Shame this. It tarnishes whats otherwise an excellent car-

tt
"Clutch"-ing at straws - Lud - rtj70
When my clutch alone was done at a Ford dealer it was close to £1000 I believe (company car so do not see figures). It did not include a DMF. The front subframe need dropping on Mondeo MkIII to to the clutch so a lot of work involved.
"Clutch"-ing at straws - Lud - theterranaut
rtj-

how was it afterwards? did you notice any difference in vibration, etc?

"Clutch"-ing at straws - rtj70
Mine did not vibrate it was simply a slipping clutch which obviously was fine afterwards. Which makes me wonder if yours is DMF - was it really replaced at the time of clutch replacement?

My post was to draw your attention to the cost of just a clutch change.

Edited by rtj70 on 27/03/2009 at 19:26
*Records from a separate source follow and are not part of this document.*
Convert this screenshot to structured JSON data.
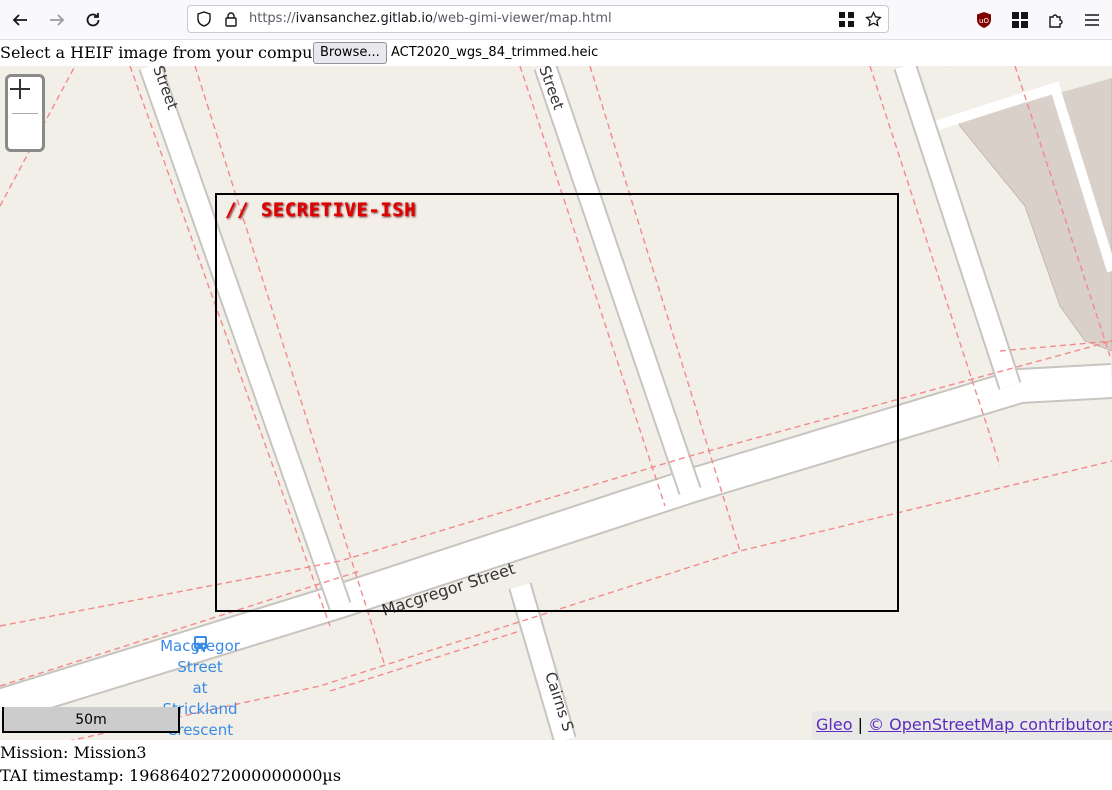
{
  "browser": {
    "url_scheme": "https://",
    "url_host": "ivansanchez.gitlab.io",
    "url_path": "/web-gimi-viewer/map.html"
  },
  "picker": {
    "label": "Select a HEIF image from your computer:",
    "browse_label": "Browse...",
    "file_name": "ACT2020_wgs_84_trimmed.heic"
  },
  "map": {
    "overlay_label": "// SECRETIVE-ISH",
    "street_labels": [
      "Street",
      "Street",
      "Macgregor Street",
      "Cairns S"
    ],
    "bus_stop_lines": [
      "Macgregor",
      "Street",
      "at Strickland",
      "Crescent"
    ],
    "scale_label": "50m",
    "attribution": {
      "gleo": "Gleo",
      "separator": "|",
      "osm": "© OpenStreetMap contributors"
    },
    "zoom": {
      "in": "+",
      "out": "−"
    }
  },
  "info": {
    "mission": "Mission: Mission3",
    "tai": "TAI timestamp: 1968640272000000000µs"
  },
  "colors": {
    "map_bg": "#f2efe9",
    "road": "#ffffff",
    "boundary": "#f28a8a",
    "label_red": "#e00000",
    "link": "#5b2bbd",
    "bus": "#3a8be8"
  }
}
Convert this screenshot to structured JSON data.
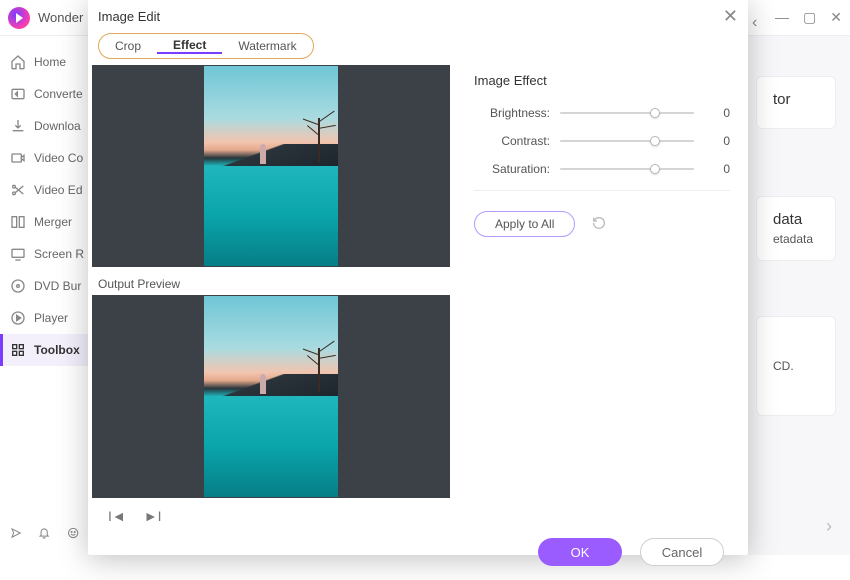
{
  "app": {
    "title": "Wonder"
  },
  "window_controls": {
    "min": "—",
    "max": "▢",
    "close": "✕"
  },
  "sidebar": {
    "items": [
      {
        "label": "Home"
      },
      {
        "label": "Converte"
      },
      {
        "label": "Downloa"
      },
      {
        "label": "Video Co"
      },
      {
        "label": "Video Ed"
      },
      {
        "label": "Merger"
      },
      {
        "label": "Screen R"
      },
      {
        "label": "DVD Bur"
      },
      {
        "label": "Player"
      },
      {
        "label": "Toolbox"
      }
    ]
  },
  "bg_cards": {
    "top": {
      "title": "tor"
    },
    "mid": {
      "title": "data",
      "sub": "etadata"
    },
    "bot": {
      "text": "CD."
    }
  },
  "modal": {
    "title": "Image Edit",
    "tabs": {
      "crop": "Crop",
      "effect": "Effect",
      "watermark": "Watermark"
    },
    "output_label": "Output Preview",
    "section_title": "Image Effect",
    "sliders": {
      "brightness": {
        "label": "Brightness:",
        "value": "0"
      },
      "contrast": {
        "label": "Contrast:",
        "value": "0"
      },
      "saturation": {
        "label": "Saturation:",
        "value": "0"
      }
    },
    "apply_all": "Apply to All",
    "ok": "OK",
    "cancel": "Cancel"
  }
}
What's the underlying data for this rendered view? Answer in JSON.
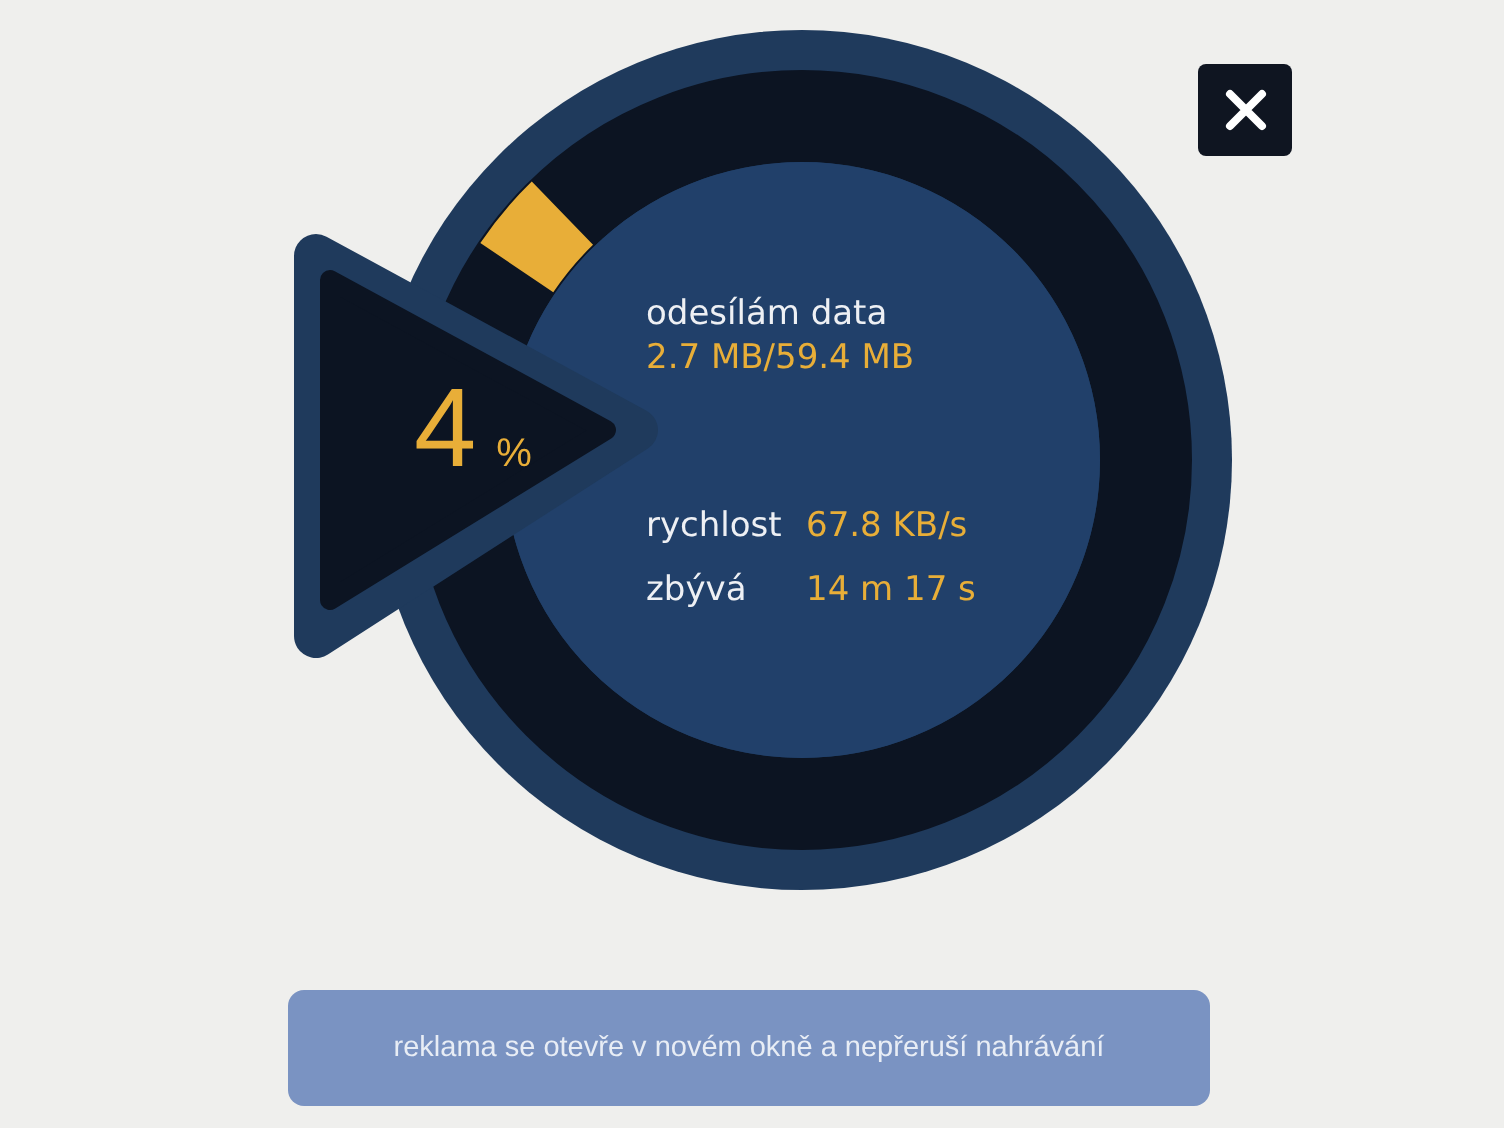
{
  "progress": {
    "percent": "4",
    "unit": "%"
  },
  "status": {
    "label": "odesílám data",
    "value": "2.7 MB/59.4 MB"
  },
  "stats": [
    {
      "label": "rychlost",
      "value": "67.8 KB/s"
    },
    {
      "label": "zbývá",
      "value": "14 m 17 s"
    }
  ],
  "notice": "reklama se otevře v novém okně a nepřeruší nahrávání"
}
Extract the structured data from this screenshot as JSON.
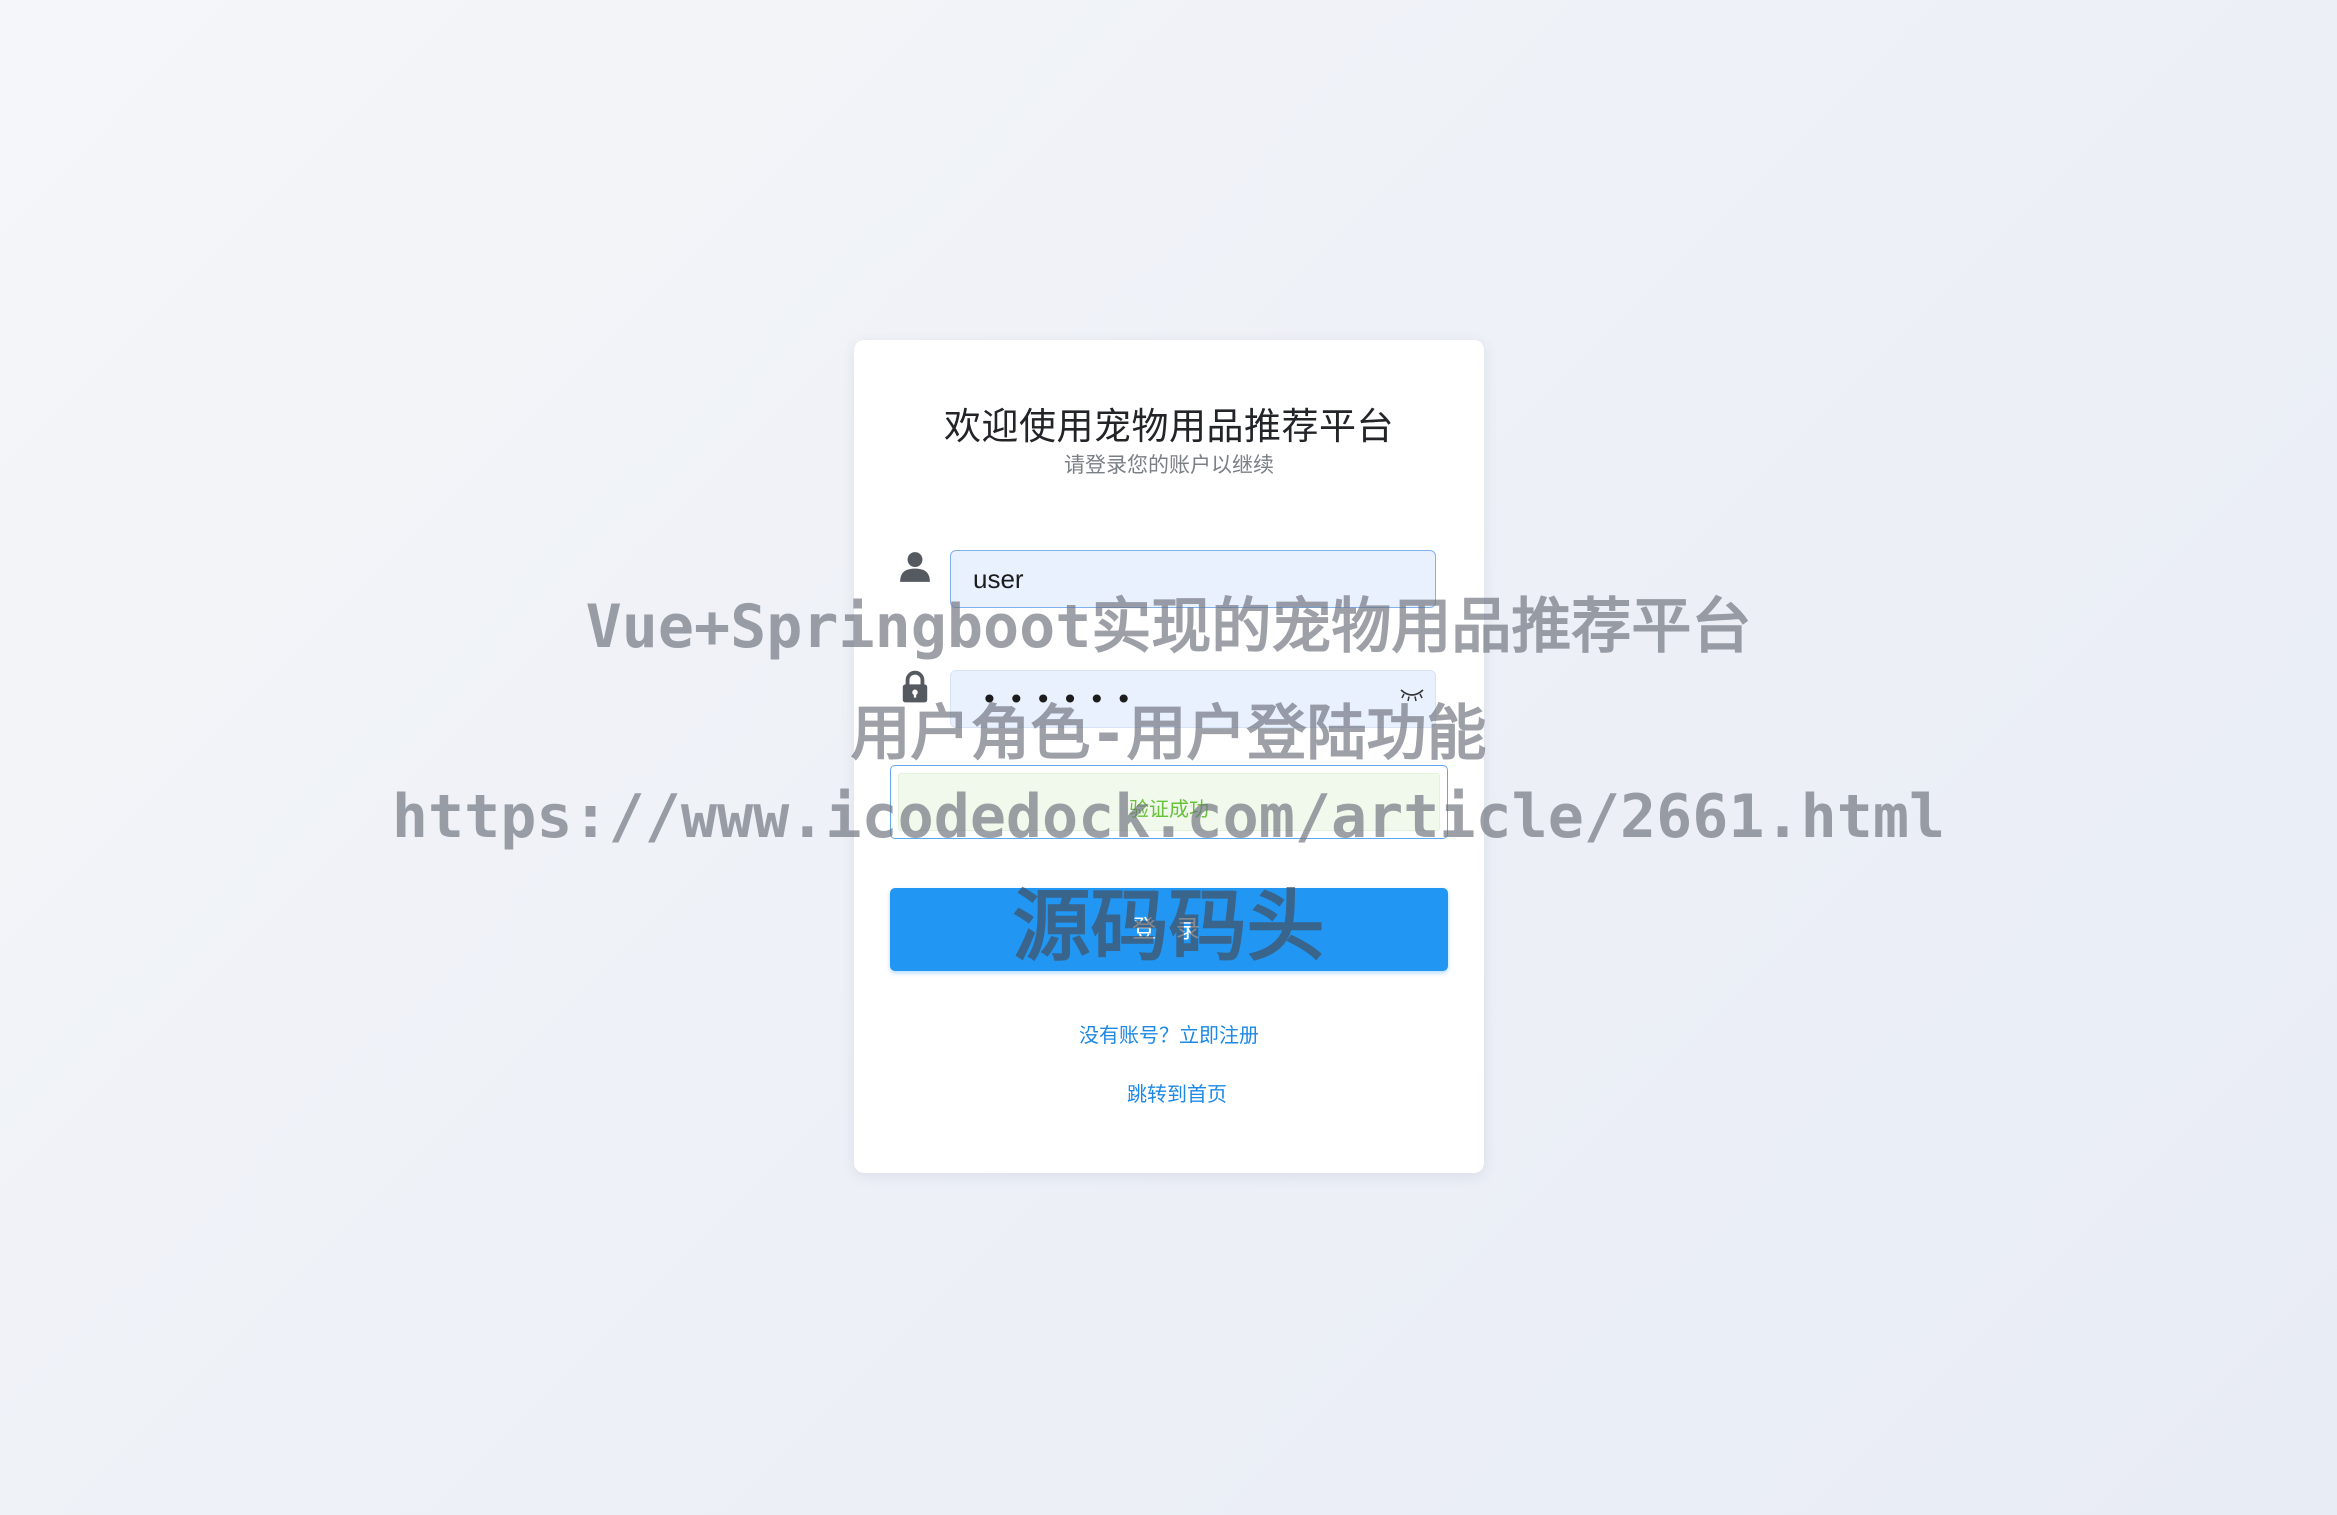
{
  "login": {
    "title": "欢迎使用宠物用品推荐平台",
    "subtitle": "请登录您的账户以继续",
    "username_value": "user",
    "password_mask": "••••••",
    "verify_text": "验证成功",
    "login_button": "登 录",
    "register_link": "没有账号？立即注册",
    "home_link": "跳转到首页"
  },
  "icons": {
    "username": "user-icon",
    "password": "lock-icon",
    "toggle_password": "eye-closed-icon"
  },
  "colors": {
    "primary": "#2196f3",
    "link": "#1e88e5",
    "success": "#67c23a",
    "input_bg": "#e9f0fe"
  },
  "watermark": {
    "line1": "Vue+Springboot实现的宠物用品推荐平台",
    "line2": "用户角色-用户登陆功能",
    "line3": "https://www.icodedock.com/article/2661.html",
    "line4": "源码码头"
  }
}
"Clutch"-ing at straws - Lud - doctorchris
I'm sorry but I have a problem with the term "dual mass flywheel".
Unless this component is made from some wonderful material that changes the elements that it is made from, I doubt that it can have 2 different masses at different times.
Maybe "dual weight flywheel" is possible, since weight is dependent upon forces imposed upon a mass.
"Clutch"-ing at straws - Lud - theterranaut
A fair point. But- are you really a Doctor, Chris? Of the medical kind, I mean. If so, ever used the term "mass" with a patient to describe a conglomeration of cells that are differentiated from the tissues they crop up in? Mass can mean many things in the common way.

But I take your point; I'm all for accuracy when it comes to terminology, especially in my game. No confusion= a good thing.

tt
"Clutch"-ing at straws - Lud - doctorchris
tt, I accept your point.
However, I would like to think that the designers of motor vehicles understood basic physics which their naming of this component suggests they do not.
I was employed as a medical doctor but don't work in that field anymore, partly because governments have stripped out scientific validity from medicine, replacing it with political dogma.
"Clutch"-ing at straws - Lud - theterranaut
Chris-

I'm not the only one that left the bedsides, to escape the endless stream of govt initiatives and stats it seems!

But yeah, you're bang on: DMF is a technically meaningless term, when you really look at it. Some will call us pedants, but the term is out there now and it would be tricky to change it.

tt
"Clutch"-ing at straws - Lud - fordprefect
I'm sorry but I have a problem with the term "dual mass flywheel".
Unless this component is made from some wonderful material that changes the elements that it
is made from I doubt that it can have 2 different masses at different time


Dual mass is intended to mean that these gadgets have two elements which act as independent inertial masses for the purpose of absorbing/damping rotational accelerations.
There are then two different masses present and in earth's gravity they do have weight, but if the engine was weightless in a spacecraft their masses would have the same smoothing effect as here.

So is it really a misleading term?

"Clutch"-ing at straws - Lud - Another John H
I'm sorry but I have a problem with the term "dual mass flywheel".



recent discussion here


www.honestjohn.co.uk/forum/post/index.htm?t=61626
"Clutch"-ing at straws - Mapmaker
I assume the previous clutch was fitted when the previous owner had the car. He then sold it to a dealer, who sold it to you.

1. You have no contract with the garage that fitted the last clutch. (Unless the work came with a guarantee that is transferrable to a subsequent buyer.)

2. Your dealer has no contract with them either.

3. Your contract is with the garage that sold you the car.

4. They sold you a car that is not fit for your known purpose.

5. They need to sort it out.

Either you will be refunded the purchase cost, or they will fix it - or pay somebody to fix it.

The garage that fitted the replacement is not in the picture at all.
"Clutch"-ing at straws - TurboD
now you know why the last owner got shut- when it was 'working', sort off.
You need to do likewise.
 

Ask Honest John

Value my car